What is an Unsecured Loan?
An unsecured loan is a loan that is issued and supported only by the borrower's creditworthiness, rather than by any type of collateral. Unsecured loans—sometimes referred to as signature loans or personal loans—are obtained without the use of property or other assets as collateral. The terms of such loans, including approval and receipt, are therefore most often contingent on the borrower's credit score. Borrowers must generally have high credit ratings to be approved for certain unsecured loans.
How an Unsecured Loan Works
An unsecured loan stands in direct contrast to a secured loan, in which a borrower pledges some type of asset as collateral for the loan, in turn increasing the lender's "security" for providing the loan. Unsecured loans are bigger risks for lenders, and as a result, they typically have higher interest rates and require higher credit scores than secured loans, such as mortgages or car loans. In some instances, lenders will allow loan applicants with insufficient credit to provide a cosigner, who can take on the legal obligation to fulfill a debt should the borrower default.
Types of Unsecured Loans
Unsecured loans include credit cards, student loans, and personal loans—all of which can be revolving or term loans.
- A revolving loan is a loan that has a credit limit that can be spent, repaid, and spent again. Examples of revolving unsecured loans include credit cards and personal lines of credit.
- A term loan, in contrast, is a loan that the borrower repays in equal installments until the loan is paid off at the end of its term. While these types of loans are often affiliated with secured loans, there are also unsecured term loans.
- A consolidation loan to pay off credit cards or a signature loan from a bank would both be considered an unsecured term loan.
There's ample data to suggest that the unsecured loan market is growing, powered partly by new financial technology. In a December 2018 consumer credit report, TransUnion projected that credit card balances in the United States would rise 4% in 2019 to $840 billion while personal loan balances are expected to climb 20% and reach an all-time high of $156.3 billion by the end of this year.
The past decade has seen the rise of peer-to-peer lending via online and mobile lenders, coinciding with a sharp increase in unsecured loans. In another report, TransUnion found that "fintechs," or financial technology firms, accounted for 40% of personal loan balances through the first quarter of 2018, up from just 8% in 2013.
[Important: Because they are riskier for lenders, unsecured loans typically have higher interest rates and require higher credit scores than secured loans.]
An Unsecured Loan vs. a Payday Loan

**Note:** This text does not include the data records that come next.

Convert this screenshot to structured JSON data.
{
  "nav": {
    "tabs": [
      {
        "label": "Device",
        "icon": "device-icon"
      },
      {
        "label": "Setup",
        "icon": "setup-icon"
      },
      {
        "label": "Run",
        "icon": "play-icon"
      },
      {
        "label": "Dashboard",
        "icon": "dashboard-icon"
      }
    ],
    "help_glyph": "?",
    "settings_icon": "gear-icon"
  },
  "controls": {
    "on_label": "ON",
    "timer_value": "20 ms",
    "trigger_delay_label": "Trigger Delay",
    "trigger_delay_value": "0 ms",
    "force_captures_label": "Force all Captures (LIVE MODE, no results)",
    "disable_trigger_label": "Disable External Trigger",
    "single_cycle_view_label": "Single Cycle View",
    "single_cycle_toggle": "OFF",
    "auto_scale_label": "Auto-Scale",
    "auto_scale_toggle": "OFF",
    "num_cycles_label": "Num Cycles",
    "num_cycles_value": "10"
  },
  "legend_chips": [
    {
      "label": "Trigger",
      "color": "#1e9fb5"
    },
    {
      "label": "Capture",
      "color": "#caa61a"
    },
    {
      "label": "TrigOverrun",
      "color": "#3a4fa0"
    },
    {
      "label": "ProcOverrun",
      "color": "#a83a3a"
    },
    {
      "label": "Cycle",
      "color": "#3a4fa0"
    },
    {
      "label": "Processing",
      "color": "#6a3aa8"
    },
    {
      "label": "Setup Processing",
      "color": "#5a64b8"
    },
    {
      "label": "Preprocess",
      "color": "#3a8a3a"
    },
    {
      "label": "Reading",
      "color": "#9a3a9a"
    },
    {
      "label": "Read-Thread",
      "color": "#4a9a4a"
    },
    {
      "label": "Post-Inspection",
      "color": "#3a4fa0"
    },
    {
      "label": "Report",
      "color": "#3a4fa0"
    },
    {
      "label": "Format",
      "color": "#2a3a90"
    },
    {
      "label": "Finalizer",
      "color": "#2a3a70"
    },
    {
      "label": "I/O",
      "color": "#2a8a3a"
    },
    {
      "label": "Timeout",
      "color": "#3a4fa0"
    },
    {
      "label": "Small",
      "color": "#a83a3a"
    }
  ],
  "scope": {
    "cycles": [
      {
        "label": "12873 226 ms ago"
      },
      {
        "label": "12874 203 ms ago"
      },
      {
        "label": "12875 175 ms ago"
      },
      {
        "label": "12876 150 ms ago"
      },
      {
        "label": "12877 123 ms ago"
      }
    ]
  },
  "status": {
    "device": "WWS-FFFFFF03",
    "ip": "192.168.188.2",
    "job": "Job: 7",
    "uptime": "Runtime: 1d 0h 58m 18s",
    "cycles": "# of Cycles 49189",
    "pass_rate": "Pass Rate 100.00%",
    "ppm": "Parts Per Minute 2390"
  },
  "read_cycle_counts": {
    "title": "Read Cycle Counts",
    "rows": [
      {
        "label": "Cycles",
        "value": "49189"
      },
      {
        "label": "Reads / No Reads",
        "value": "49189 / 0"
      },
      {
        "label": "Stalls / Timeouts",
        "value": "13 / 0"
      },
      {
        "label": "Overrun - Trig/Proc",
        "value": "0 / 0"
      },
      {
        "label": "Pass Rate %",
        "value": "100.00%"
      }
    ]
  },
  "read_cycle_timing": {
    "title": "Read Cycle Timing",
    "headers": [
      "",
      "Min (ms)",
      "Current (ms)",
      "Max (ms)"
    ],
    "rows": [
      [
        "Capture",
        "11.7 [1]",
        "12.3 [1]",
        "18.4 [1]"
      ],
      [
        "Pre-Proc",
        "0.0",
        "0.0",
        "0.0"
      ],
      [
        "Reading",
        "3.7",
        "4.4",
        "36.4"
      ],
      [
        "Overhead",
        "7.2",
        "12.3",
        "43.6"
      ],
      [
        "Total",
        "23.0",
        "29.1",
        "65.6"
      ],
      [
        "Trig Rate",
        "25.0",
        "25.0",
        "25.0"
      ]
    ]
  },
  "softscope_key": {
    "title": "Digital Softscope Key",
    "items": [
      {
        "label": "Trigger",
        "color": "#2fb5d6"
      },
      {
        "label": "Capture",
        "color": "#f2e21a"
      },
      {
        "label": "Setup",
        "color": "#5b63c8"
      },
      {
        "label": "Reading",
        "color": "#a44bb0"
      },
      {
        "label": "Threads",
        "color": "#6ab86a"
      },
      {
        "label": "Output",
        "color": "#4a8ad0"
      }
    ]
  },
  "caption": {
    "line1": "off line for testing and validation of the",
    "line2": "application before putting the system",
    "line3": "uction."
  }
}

Alternative lenders, such as payday lenders or companies that offer merchant cash advances, do not offer secured loans in the traditional sense of the phrase. Their loans are not secured by tangible collateral as mortgages and car loans are. However, these lenders take other measures to secure repayment.

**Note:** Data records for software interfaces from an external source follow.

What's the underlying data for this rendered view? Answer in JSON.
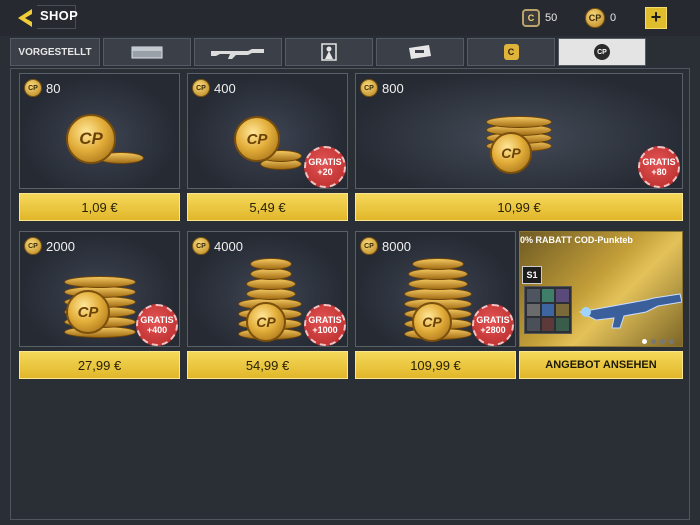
{
  "header": {
    "title": "SHOP",
    "cod_points": "50",
    "cp_balance": "0",
    "plus_label": "+"
  },
  "tabs": [
    {
      "label": "VORGESTELLT",
      "icon": "featured"
    },
    {
      "label": "",
      "icon": "crate-icon"
    },
    {
      "label": "",
      "icon": "rifle-icon"
    },
    {
      "label": "",
      "icon": "character-icon"
    },
    {
      "label": "",
      "icon": "ticket-icon"
    },
    {
      "label": "C",
      "icon": "cod-currency-icon"
    },
    {
      "label": "CP",
      "icon": "cp-currency-icon"
    }
  ],
  "cards": [
    {
      "amount": "80",
      "price": "1,09 €",
      "bonus": ""
    },
    {
      "amount": "400",
      "price": "5,49 €",
      "bonus_line1": "GRATIS",
      "bonus_line2": "+20"
    },
    {
      "amount": "800",
      "price": "10,99 €",
      "bonus_line1": "GRATIS",
      "bonus_line2": "+80"
    },
    {
      "amount": "2000",
      "price": "27,99 €",
      "bonus_line1": "GRATIS",
      "bonus_line2": "+400"
    },
    {
      "amount": "4000",
      "price": "54,99 €",
      "bonus_line1": "GRATIS",
      "bonus_line2": "+1000"
    },
    {
      "amount": "8000",
      "price": "109,99 €",
      "bonus_line1": "GRATIS",
      "bonus_line2": "+2800"
    }
  ],
  "promo": {
    "title": "0% RABATT        COD-Punkteb",
    "button": "ANGEBOT ANSEHEN",
    "badge": "S1"
  },
  "colors": {
    "accent": "#e1b72a",
    "bonus": "#c83a3a",
    "background": "#2a2f36"
  }
}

In particular, payday lenders require that borrowers give them a postdated check or agree to an automatic withdrawal from their checking accounts to repay the loan. Many online merchant cash advance lenders require the borrower to pay a certain percentage of online sales through a payment processing service such as PayPal. These loans are considered unsecured even though they are partially secured.
Special Considerations for an Unsecured Loan
If a borrower defaults on a secured loan, the lender can repossess the collateral to recoup the losses. In contrast, if a borrower defaults on an unsecured loan, the lender cannot claim property. However, the lender can take other actions, such as commissioning a collection agency to collect the debt or taking the borrower to court. If the court rules in the lender's favor, the borrower's wages may be garnished, a lien may be placed on the borrower's home or the borrower may be otherwise ordered to pay the debt.